## Prompt
Identify every line in the records below that contains the word "Carpeta", and reproduce each one.

[Entries from a dataset of interfaces]
• • • •

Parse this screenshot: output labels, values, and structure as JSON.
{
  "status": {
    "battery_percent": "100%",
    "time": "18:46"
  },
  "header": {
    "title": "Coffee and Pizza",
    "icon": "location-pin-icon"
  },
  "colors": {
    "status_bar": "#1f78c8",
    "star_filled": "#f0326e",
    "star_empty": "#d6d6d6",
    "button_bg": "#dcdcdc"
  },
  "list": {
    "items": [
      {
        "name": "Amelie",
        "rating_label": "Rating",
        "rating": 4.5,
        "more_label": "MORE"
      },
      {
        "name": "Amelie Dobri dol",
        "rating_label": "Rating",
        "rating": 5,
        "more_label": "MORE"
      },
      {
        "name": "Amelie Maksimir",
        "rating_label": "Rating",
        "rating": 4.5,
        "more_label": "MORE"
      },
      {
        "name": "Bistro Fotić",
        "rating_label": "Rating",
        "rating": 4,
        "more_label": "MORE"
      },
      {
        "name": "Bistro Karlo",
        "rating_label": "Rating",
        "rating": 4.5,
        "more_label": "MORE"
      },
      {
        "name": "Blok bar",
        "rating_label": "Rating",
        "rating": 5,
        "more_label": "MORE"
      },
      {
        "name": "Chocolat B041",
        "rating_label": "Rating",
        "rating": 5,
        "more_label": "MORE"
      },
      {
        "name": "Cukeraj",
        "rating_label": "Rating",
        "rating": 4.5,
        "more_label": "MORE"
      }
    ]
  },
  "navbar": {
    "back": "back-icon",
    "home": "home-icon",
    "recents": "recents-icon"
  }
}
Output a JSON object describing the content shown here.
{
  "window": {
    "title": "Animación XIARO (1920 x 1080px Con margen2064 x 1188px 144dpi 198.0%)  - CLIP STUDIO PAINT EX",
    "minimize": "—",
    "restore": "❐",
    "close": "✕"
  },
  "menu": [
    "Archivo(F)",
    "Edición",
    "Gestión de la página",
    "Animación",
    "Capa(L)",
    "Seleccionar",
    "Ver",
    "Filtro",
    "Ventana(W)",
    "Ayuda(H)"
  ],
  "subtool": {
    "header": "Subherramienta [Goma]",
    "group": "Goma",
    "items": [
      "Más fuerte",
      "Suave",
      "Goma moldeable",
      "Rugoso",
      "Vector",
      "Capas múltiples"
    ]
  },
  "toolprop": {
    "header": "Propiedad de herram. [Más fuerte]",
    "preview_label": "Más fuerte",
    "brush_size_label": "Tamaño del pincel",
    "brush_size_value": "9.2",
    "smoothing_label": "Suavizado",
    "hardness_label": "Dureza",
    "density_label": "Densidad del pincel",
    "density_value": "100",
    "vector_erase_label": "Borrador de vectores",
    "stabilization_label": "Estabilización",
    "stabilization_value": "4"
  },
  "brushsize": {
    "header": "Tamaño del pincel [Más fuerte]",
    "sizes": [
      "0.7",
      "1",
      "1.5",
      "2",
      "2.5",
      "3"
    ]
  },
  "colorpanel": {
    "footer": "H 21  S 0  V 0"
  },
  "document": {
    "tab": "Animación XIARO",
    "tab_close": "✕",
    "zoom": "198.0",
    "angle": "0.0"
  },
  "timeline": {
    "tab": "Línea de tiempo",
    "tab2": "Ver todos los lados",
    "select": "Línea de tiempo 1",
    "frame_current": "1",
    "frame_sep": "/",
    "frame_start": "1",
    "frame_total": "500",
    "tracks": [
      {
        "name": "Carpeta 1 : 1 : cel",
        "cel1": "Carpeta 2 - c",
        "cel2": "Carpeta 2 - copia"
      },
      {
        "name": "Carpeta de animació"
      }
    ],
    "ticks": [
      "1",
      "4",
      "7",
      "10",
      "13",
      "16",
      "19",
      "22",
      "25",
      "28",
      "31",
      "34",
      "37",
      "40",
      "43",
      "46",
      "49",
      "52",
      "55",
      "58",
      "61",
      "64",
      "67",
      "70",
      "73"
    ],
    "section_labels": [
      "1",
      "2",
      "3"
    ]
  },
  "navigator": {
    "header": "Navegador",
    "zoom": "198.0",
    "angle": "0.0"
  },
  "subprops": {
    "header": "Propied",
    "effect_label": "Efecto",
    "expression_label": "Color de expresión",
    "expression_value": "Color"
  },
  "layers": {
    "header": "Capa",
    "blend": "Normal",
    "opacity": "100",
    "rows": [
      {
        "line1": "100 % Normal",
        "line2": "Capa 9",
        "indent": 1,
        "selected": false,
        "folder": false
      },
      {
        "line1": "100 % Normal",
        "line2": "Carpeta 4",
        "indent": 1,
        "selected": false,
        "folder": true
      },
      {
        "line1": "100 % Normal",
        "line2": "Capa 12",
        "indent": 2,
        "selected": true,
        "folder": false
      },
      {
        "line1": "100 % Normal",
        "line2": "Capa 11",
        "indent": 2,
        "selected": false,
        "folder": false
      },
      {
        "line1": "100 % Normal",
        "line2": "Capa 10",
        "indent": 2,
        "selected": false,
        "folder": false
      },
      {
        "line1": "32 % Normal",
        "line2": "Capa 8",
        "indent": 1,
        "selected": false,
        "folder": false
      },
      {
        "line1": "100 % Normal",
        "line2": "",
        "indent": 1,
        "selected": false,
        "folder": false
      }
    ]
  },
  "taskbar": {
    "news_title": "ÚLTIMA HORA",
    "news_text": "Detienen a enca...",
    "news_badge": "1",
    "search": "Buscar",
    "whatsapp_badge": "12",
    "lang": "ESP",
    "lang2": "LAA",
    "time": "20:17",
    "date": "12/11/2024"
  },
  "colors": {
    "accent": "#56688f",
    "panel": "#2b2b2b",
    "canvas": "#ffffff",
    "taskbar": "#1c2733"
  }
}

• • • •

## Response
        "name": "Carpeta 1 : 1 : cel",
        "cel1": "Carpeta 2 - c",
        "cel2": "Carpeta 2 - copia"
        "name": "Carpeta de animació"
        "line2": "Carpeta 4",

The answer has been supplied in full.